» Task statement:
In the data below, find every line with the string "this" and pull it out.

Top of Supplied records

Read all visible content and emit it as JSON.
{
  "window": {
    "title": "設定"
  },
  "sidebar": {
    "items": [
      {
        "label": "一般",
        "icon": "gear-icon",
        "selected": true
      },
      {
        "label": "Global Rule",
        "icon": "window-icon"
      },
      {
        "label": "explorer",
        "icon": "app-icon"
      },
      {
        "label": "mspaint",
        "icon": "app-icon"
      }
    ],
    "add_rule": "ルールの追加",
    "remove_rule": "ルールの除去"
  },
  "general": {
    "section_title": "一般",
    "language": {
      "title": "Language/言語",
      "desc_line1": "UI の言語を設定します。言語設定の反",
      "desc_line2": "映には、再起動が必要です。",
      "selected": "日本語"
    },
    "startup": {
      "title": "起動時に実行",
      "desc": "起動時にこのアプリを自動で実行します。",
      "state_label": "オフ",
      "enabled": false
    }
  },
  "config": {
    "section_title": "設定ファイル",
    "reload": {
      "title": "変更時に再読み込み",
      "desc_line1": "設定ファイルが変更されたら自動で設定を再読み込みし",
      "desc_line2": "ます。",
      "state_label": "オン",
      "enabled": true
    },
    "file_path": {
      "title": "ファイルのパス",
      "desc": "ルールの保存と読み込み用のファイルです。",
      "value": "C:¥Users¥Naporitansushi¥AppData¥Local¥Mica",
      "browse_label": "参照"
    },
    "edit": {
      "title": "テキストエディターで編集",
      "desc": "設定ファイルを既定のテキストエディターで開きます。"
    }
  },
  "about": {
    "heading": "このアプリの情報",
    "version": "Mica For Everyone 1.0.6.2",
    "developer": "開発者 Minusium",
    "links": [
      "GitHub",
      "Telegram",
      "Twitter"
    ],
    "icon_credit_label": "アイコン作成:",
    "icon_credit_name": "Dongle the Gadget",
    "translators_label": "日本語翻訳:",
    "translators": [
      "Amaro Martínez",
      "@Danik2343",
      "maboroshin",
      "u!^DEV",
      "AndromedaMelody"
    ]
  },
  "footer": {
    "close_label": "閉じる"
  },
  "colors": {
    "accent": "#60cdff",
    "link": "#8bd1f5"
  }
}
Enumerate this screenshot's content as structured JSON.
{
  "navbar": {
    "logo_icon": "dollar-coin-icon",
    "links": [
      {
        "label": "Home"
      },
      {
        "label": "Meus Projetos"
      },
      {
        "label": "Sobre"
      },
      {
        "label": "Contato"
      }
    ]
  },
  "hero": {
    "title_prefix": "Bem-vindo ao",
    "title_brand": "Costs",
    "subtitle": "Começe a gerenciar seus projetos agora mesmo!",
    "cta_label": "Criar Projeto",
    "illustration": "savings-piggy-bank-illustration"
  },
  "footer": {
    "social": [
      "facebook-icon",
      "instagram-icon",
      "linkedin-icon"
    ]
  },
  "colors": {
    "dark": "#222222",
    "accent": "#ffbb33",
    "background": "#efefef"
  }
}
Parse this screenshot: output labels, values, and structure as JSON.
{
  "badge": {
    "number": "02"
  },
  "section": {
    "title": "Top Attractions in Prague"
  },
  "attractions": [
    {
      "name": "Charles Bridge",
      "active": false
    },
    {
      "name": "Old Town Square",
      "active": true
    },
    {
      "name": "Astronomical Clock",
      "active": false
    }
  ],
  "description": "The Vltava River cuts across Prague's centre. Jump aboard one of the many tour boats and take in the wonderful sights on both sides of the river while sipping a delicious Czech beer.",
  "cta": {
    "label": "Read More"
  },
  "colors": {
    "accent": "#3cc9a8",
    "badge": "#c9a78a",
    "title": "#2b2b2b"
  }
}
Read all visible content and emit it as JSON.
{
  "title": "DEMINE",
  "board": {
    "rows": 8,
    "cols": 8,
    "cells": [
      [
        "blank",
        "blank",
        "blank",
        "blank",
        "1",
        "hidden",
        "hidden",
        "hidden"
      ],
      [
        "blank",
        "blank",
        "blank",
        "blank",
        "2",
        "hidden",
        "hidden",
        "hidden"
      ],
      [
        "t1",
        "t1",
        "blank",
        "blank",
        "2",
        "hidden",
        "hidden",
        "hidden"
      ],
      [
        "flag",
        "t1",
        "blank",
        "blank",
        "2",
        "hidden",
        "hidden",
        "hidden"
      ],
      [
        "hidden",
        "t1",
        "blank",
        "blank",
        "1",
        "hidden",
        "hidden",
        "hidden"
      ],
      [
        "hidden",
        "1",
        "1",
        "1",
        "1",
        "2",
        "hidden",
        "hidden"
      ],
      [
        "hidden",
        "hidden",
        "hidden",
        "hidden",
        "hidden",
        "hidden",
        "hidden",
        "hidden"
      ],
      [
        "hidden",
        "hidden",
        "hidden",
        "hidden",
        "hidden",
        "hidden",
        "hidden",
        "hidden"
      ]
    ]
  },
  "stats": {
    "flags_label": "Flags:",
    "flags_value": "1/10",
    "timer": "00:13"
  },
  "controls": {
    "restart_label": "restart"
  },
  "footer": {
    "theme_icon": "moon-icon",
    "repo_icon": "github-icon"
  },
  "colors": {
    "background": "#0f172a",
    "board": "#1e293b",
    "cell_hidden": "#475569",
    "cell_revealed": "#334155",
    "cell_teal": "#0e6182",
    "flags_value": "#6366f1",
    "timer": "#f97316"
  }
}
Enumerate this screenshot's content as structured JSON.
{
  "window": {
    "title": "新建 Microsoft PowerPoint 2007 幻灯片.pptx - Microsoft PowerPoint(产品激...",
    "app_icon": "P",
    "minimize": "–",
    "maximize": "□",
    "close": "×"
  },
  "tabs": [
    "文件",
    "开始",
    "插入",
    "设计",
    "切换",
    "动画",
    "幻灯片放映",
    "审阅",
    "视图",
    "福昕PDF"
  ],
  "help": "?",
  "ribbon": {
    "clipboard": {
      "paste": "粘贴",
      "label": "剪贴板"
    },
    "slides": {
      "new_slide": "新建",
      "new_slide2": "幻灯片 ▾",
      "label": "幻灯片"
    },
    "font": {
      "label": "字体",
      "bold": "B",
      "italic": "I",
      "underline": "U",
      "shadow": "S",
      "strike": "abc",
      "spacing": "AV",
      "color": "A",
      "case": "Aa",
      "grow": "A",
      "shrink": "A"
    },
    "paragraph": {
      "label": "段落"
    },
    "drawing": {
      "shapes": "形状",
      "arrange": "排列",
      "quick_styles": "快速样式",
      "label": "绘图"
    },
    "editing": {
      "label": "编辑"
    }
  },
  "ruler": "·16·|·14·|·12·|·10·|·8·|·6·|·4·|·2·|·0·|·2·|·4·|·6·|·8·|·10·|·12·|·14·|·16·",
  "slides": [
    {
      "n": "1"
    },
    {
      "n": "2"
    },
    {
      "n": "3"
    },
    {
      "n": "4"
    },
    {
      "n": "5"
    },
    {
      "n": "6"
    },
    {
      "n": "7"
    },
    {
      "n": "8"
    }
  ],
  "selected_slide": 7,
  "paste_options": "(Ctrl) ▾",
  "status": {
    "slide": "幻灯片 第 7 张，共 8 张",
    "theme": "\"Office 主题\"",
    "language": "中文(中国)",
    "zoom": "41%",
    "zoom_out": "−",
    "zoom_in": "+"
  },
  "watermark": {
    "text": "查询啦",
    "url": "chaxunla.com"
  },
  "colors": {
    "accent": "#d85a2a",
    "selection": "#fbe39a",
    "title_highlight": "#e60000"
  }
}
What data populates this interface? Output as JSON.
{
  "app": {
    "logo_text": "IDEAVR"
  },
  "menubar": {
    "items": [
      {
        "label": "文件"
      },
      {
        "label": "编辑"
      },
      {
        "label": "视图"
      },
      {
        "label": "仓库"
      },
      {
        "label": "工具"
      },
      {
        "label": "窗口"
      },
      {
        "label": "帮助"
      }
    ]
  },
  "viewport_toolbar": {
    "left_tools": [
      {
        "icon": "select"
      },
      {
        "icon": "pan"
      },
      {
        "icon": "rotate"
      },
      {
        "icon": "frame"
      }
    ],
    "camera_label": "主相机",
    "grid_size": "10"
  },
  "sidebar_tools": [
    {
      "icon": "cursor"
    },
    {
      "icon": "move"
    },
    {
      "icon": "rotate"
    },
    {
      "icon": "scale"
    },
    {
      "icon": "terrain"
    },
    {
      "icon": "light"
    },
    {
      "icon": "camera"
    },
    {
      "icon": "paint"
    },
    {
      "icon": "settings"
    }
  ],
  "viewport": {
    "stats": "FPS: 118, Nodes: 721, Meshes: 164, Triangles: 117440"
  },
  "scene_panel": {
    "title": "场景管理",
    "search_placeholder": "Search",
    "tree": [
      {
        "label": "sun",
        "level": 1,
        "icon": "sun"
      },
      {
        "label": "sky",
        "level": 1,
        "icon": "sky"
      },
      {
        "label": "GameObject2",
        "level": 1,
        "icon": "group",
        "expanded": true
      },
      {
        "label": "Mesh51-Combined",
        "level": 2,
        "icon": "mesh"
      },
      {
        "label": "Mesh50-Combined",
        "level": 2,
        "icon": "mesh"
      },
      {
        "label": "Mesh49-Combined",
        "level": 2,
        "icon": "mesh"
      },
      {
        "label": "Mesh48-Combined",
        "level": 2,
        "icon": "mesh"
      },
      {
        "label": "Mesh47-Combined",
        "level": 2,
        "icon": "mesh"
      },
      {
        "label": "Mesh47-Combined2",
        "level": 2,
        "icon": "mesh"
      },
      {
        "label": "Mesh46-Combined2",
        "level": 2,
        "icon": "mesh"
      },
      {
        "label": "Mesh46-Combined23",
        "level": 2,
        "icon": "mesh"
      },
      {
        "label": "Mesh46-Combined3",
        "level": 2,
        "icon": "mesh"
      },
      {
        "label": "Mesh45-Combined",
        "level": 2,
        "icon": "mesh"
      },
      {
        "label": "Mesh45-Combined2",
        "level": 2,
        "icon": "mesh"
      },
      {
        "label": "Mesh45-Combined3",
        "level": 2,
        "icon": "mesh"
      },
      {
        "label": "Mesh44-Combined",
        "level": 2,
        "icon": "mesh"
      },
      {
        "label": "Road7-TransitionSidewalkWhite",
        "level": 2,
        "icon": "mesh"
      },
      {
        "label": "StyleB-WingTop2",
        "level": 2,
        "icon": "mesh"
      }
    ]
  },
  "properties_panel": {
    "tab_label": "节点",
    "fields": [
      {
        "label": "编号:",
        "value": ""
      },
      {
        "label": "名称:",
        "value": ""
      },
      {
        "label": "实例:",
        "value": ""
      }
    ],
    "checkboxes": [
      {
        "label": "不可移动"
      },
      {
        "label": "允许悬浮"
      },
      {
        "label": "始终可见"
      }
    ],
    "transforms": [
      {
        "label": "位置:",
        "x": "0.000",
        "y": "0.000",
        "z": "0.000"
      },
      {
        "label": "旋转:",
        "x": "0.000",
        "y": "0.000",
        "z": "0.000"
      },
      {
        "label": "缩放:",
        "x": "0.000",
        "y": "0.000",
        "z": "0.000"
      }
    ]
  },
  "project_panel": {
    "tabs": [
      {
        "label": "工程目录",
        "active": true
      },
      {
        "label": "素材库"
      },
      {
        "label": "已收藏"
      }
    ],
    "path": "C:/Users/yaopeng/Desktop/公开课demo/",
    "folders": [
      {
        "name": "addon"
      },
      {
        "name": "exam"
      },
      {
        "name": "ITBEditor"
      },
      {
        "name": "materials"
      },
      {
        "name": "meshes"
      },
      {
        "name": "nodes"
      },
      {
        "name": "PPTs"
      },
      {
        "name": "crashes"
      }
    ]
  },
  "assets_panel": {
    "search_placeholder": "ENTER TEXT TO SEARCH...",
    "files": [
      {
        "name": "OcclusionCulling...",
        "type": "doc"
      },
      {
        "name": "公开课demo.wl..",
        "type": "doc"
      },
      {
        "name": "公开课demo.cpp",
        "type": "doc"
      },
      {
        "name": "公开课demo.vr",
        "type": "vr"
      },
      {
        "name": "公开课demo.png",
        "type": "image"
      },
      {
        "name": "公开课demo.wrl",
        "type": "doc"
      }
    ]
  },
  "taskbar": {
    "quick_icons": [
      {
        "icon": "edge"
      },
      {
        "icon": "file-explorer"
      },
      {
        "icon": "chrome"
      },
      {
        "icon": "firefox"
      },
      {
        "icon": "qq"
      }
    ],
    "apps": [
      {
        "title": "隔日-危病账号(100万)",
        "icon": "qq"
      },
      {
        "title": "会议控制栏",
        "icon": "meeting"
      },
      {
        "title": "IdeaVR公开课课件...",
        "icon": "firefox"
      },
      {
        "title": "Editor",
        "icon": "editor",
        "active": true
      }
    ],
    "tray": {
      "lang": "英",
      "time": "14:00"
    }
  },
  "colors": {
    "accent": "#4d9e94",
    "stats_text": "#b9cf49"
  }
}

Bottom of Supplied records

» The completed task:
Enumerate this screenshot's content as structured JSON.
Parse this screenshot: output labels, values, and structure as JSON.
Enumerate this screenshot's content as structured JSON.
What data populates this interface? Output as JSON.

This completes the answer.